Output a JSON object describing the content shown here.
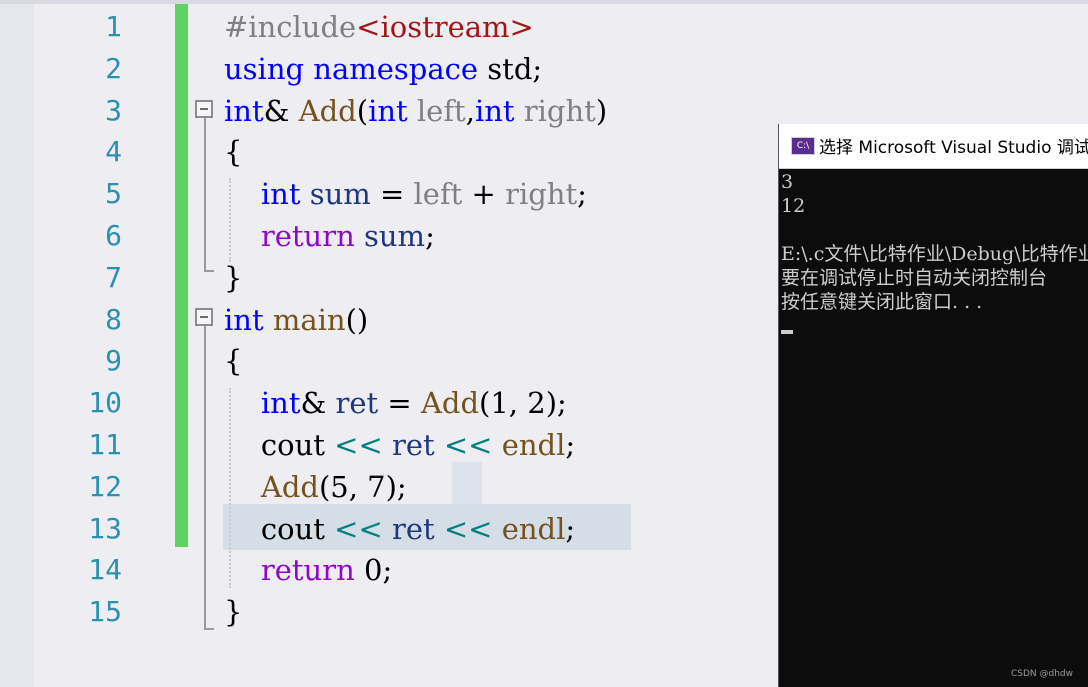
{
  "editor": {
    "lines": [
      {
        "n": "1",
        "tokens": [
          {
            "t": "#include",
            "c": "pp"
          },
          {
            "t": "<iostream>",
            "c": "inc"
          }
        ]
      },
      {
        "n": "2",
        "tokens": [
          {
            "t": "using",
            "c": "k"
          },
          {
            "t": " ",
            "c": ""
          },
          {
            "t": "namespace",
            "c": "k"
          },
          {
            "t": " std;",
            "c": ""
          }
        ]
      },
      {
        "n": "3",
        "tokens": [
          {
            "t": "int",
            "c": "k"
          },
          {
            "t": "& ",
            "c": ""
          },
          {
            "t": "Add",
            "c": "fn"
          },
          {
            "t": "(",
            "c": ""
          },
          {
            "t": "int",
            "c": "k"
          },
          {
            "t": " ",
            "c": ""
          },
          {
            "t": "left",
            "c": "pm"
          },
          {
            "t": ",",
            "c": ""
          },
          {
            "t": "int",
            "c": "k"
          },
          {
            "t": " ",
            "c": ""
          },
          {
            "t": "right",
            "c": "pm"
          },
          {
            "t": ")",
            "c": ""
          }
        ]
      },
      {
        "n": "4",
        "tokens": [
          {
            "t": "{",
            "c": ""
          }
        ]
      },
      {
        "n": "5",
        "tokens": [
          {
            "t": "    ",
            "c": ""
          },
          {
            "t": "int",
            "c": "k"
          },
          {
            "t": " ",
            "c": ""
          },
          {
            "t": "sum",
            "c": "vr"
          },
          {
            "t": " = ",
            "c": ""
          },
          {
            "t": "left",
            "c": "pm"
          },
          {
            "t": " + ",
            "c": ""
          },
          {
            "t": "right",
            "c": "pm"
          },
          {
            "t": ";",
            "c": ""
          }
        ]
      },
      {
        "n": "6",
        "tokens": [
          {
            "t": "    ",
            "c": ""
          },
          {
            "t": "return",
            "c": "kw2"
          },
          {
            "t": " ",
            "c": ""
          },
          {
            "t": "sum",
            "c": "vr"
          },
          {
            "t": ";",
            "c": ""
          }
        ]
      },
      {
        "n": "7",
        "tokens": [
          {
            "t": "}",
            "c": ""
          }
        ]
      },
      {
        "n": "8",
        "tokens": [
          {
            "t": "int",
            "c": "k"
          },
          {
            "t": " ",
            "c": ""
          },
          {
            "t": "main",
            "c": "fn"
          },
          {
            "t": "()",
            "c": ""
          }
        ]
      },
      {
        "n": "9",
        "tokens": [
          {
            "t": "{",
            "c": ""
          }
        ]
      },
      {
        "n": "10",
        "tokens": [
          {
            "t": "    ",
            "c": ""
          },
          {
            "t": "int",
            "c": "k"
          },
          {
            "t": "& ",
            "c": ""
          },
          {
            "t": "ret",
            "c": "vr"
          },
          {
            "t": " = ",
            "c": ""
          },
          {
            "t": "Add",
            "c": "fn"
          },
          {
            "t": "(1, 2);",
            "c": ""
          }
        ]
      },
      {
        "n": "11",
        "tokens": [
          {
            "t": "    ",
            "c": ""
          },
          {
            "t": "cout",
            "c": ""
          },
          {
            "t": " ",
            "c": ""
          },
          {
            "t": "<<",
            "c": "op"
          },
          {
            "t": " ",
            "c": ""
          },
          {
            "t": "ret",
            "c": "vr"
          },
          {
            "t": " ",
            "c": ""
          },
          {
            "t": "<<",
            "c": "op"
          },
          {
            "t": " ",
            "c": ""
          },
          {
            "t": "endl",
            "c": "fn"
          },
          {
            "t": ";",
            "c": ""
          }
        ]
      },
      {
        "n": "12",
        "tokens": [
          {
            "t": "    ",
            "c": ""
          },
          {
            "t": "Add",
            "c": "fn"
          },
          {
            "t": "(5, 7);",
            "c": ""
          }
        ]
      },
      {
        "n": "13",
        "tokens": [
          {
            "t": "    ",
            "c": ""
          },
          {
            "t": "cout",
            "c": ""
          },
          {
            "t": " ",
            "c": ""
          },
          {
            "t": "<<",
            "c": "op"
          },
          {
            "t": " ",
            "c": ""
          },
          {
            "t": "ret",
            "c": "vr"
          },
          {
            "t": " ",
            "c": ""
          },
          {
            "t": "<<",
            "c": "op"
          },
          {
            "t": " ",
            "c": ""
          },
          {
            "t": "endl",
            "c": "fn"
          },
          {
            "t": ";",
            "c": ""
          }
        ]
      },
      {
        "n": "14",
        "tokens": [
          {
            "t": "    ",
            "c": ""
          },
          {
            "t": "return",
            "c": "kw2"
          },
          {
            "t": " 0;",
            "c": ""
          }
        ]
      },
      {
        "n": "15",
        "tokens": [
          {
            "t": "}",
            "c": ""
          }
        ]
      }
    ]
  },
  "console": {
    "icon_label": "C:\\",
    "title": "选择 Microsoft Visual Studio 调试控制台",
    "output": [
      "3",
      "12",
      "",
      "E:\\.c文件\\比特作业\\Debug\\比特作业.exe",
      "要在调试停止时自动关闭控制台",
      "按任意键关闭此窗口. . ."
    ]
  },
  "watermark": "CSDN @dhdw"
}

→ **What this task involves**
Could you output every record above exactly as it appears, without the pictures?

→ **Problem solution**
Output a JSON object describing the content shown here.
{
  "editor": {
    "lines": [
      {
        "n": "1",
        "tokens": [
          {
            "t": "#include",
            "c": "pp"
          },
          {
            "t": "<iostream>",
            "c": "inc"
          }
        ]
      },
      {
        "n": "2",
        "tokens": [
          {
            "t": "using",
            "c": "k"
          },
          {
            "t": " ",
            "c": ""
          },
          {
            "t": "namespace",
            "c": "k"
          },
          {
            "t": " std;",
            "c": ""
          }
        ]
      },
      {
        "n": "3",
        "tokens": [
          {
            "t": "int",
            "c": "k"
          },
          {
            "t": "& ",
            "c": ""
          },
          {
            "t": "Add",
            "c": "fn"
          },
          {
            "t": "(",
            "c": ""
          },
          {
            "t": "int",
            "c": "k"
          },
          {
            "t": " ",
            "c": ""
          },
          {
            "t": "left",
            "c": "pm"
          },
          {
            "t": ",",
            "c": ""
          },
          {
            "t": "int",
            "c": "k"
          },
          {
            "t": " ",
            "c": ""
          },
          {
            "t": "right",
            "c": "pm"
          },
          {
            "t": ")",
            "c": ""
          }
        ]
      },
      {
        "n": "4",
        "tokens": [
          {
            "t": "{",
            "c": ""
          }
        ]
      },
      {
        "n": "5",
        "tokens": [
          {
            "t": "    ",
            "c": ""
          },
          {
            "t": "int",
            "c": "k"
          },
          {
            "t": " ",
            "c": ""
          },
          {
            "t": "sum",
            "c": "vr"
          },
          {
            "t": " = ",
            "c": ""
          },
          {
            "t": "left",
            "c": "pm"
          },
          {
            "t": " + ",
            "c": ""
          },
          {
            "t": "right",
            "c": "pm"
          },
          {
            "t": ";",
            "c": ""
          }
        ]
      },
      {
        "n": "6",
        "tokens": [
          {
            "t": "    ",
            "c": ""
          },
          {
            "t": "return",
            "c": "kw2"
          },
          {
            "t": " ",
            "c": ""
          },
          {
            "t": "sum",
            "c": "vr"
          },
          {
            "t": ";",
            "c": ""
          }
        ]
      },
      {
        "n": "7",
        "tokens": [
          {
            "t": "}",
            "c": ""
          }
        ]
      },
      {
        "n": "8",
        "tokens": [
          {
            "t": "int",
            "c": "k"
          },
          {
            "t": " ",
            "c": ""
          },
          {
            "t": "main",
            "c": "fn"
          },
          {
            "t": "()",
            "c": ""
          }
        ]
      },
      {
        "n": "9",
        "tokens": [
          {
            "t": "{",
            "c": ""
          }
        ]
      },
      {
        "n": "10",
        "tokens": [
          {
            "t": "    ",
            "c": ""
          },
          {
            "t": "int",
            "c": "k"
          },
          {
            "t": "& ",
            "c": ""
          },
          {
            "t": "ret",
            "c": "vr"
          },
          {
            "t": " = ",
            "c": ""
          },
          {
            "t": "Add",
            "c": "fn"
          },
          {
            "t": "(1, 2);",
            "c": ""
          }
        ]
      },
      {
        "n": "11",
        "tokens": [
          {
            "t": "    ",
            "c": ""
          },
          {
            "t": "cout",
            "c": ""
          },
          {
            "t": " ",
            "c": ""
          },
          {
            "t": "<<",
            "c": "op"
          },
          {
            "t": " ",
            "c": ""
          },
          {
            "t": "ret",
            "c": "vr"
          },
          {
            "t": " ",
            "c": ""
          },
          {
            "t": "<<",
            "c": "op"
          },
          {
            "t": " ",
            "c": ""
          },
          {
            "t": "endl",
            "c": "fn"
          },
          {
            "t": ";",
            "c": ""
          }
        ]
      },
      {
        "n": "12",
        "tokens": [
          {
            "t": "    ",
            "c": ""
          },
          {
            "t": "Add",
            "c": "fn"
          },
          {
            "t": "(5, 7);",
            "c": ""
          }
        ]
      },
      {
        "n": "13",
        "tokens": [
          {
            "t": "    ",
            "c": ""
          },
          {
            "t": "cout",
            "c": ""
          },
          {
            "t": " ",
            "c": ""
          },
          {
            "t": "<<",
            "c": "op"
          },
          {
            "t": " ",
            "c": ""
          },
          {
            "t": "ret",
            "c": "vr"
          },
          {
            "t": " ",
            "c": ""
          },
          {
            "t": "<<",
            "c": "op"
          },
          {
            "t": " ",
            "c": ""
          },
          {
            "t": "endl",
            "c": "fn"
          },
          {
            "t": ";",
            "c": ""
          }
        ]
      },
      {
        "n": "14",
        "tokens": [
          {
            "t": "    ",
            "c": ""
          },
          {
            "t": "return",
            "c": "kw2"
          },
          {
            "t": " 0;",
            "c": ""
          }
        ]
      },
      {
        "n": "15",
        "tokens": [
          {
            "t": "}",
            "c": ""
          }
        ]
      }
    ]
  },
  "console": {
    "icon_label": "C:\\",
    "title": "选择 Microsoft Visual Studio 调试控制台",
    "output": [
      "3",
      "12",
      "",
      "E:\\.c文件\\比特作业\\Debug\\比特作业.exe",
      "要在调试停止时自动关闭控制台",
      "按任意键关闭此窗口. . ."
    ]
  },
  "watermark": "CSDN @dhdw"
}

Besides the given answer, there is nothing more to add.